Joan (Juan) Cabanilles (1644–1712) was the last master of antique Spanish organ music. He spent most of his career as organist of the cathedral in his native Valencia but was apparently well known in France, where he traveled and played several times. Tiento, roughly corresponding to the term Fantasia used elsewhere, was the name given to most Spanish organ works of the period of whatever form or style, and Cabanilles’s vast œuvre certainly runs the gamut from serene sixteenth-century-style polyphony to works pushing the boundaries of formal techniques, length, and temperament.
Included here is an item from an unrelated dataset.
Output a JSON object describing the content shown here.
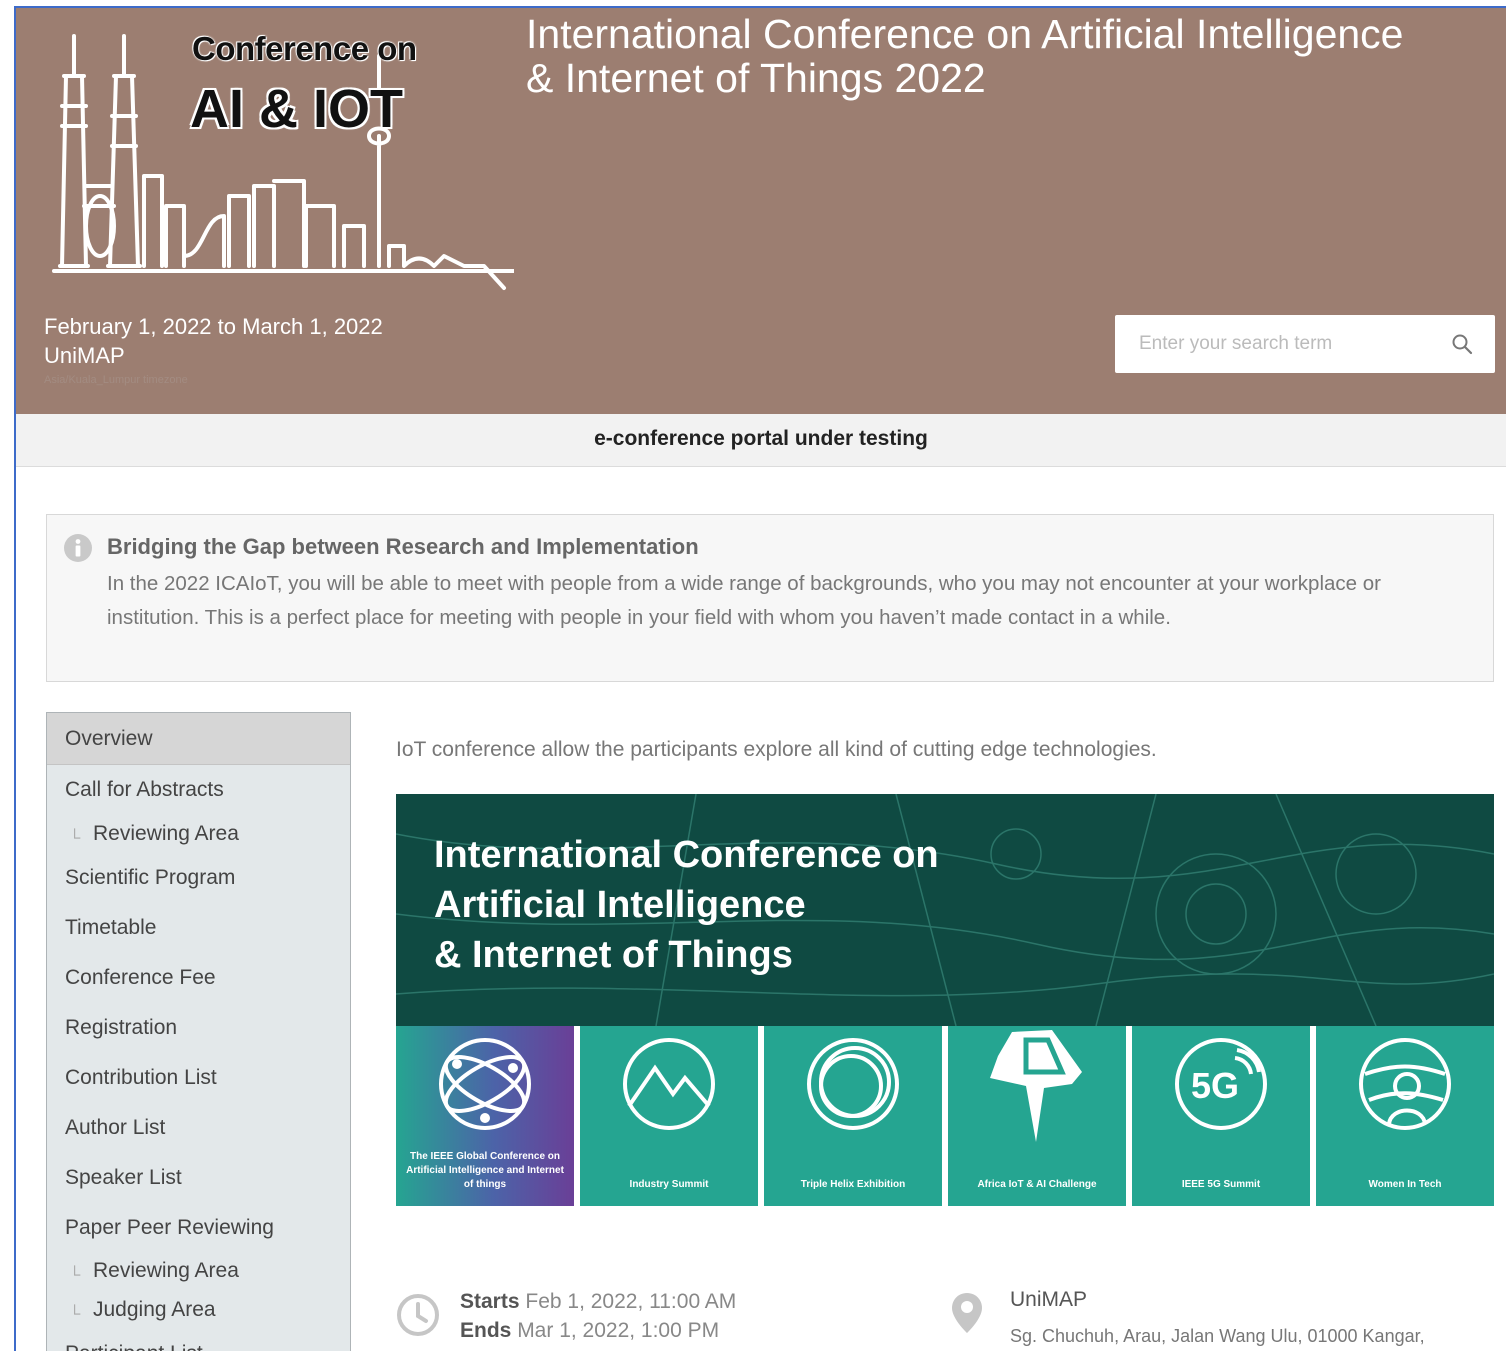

The present work is formally a coloratura fantasia, a typical instrumental genre of the period cultivated also at the keyboard, especially in Spain, where, though many organs had only one manual and no pedals, most of the stops were divided, allowing for solo and accompaniment to be played on the same keyboard. In this style, each musical paragraph begins with imitative entries in the accompanimental voices, which then proceed in a less strict fashion once the solo voice enters; in this work, each paragraph is based upon a succeeding phrase of the hymn melody. The piece then shifts into another gear with a jig-like figure, enlivened further with some cross-rhythm phrases and further ornamentation.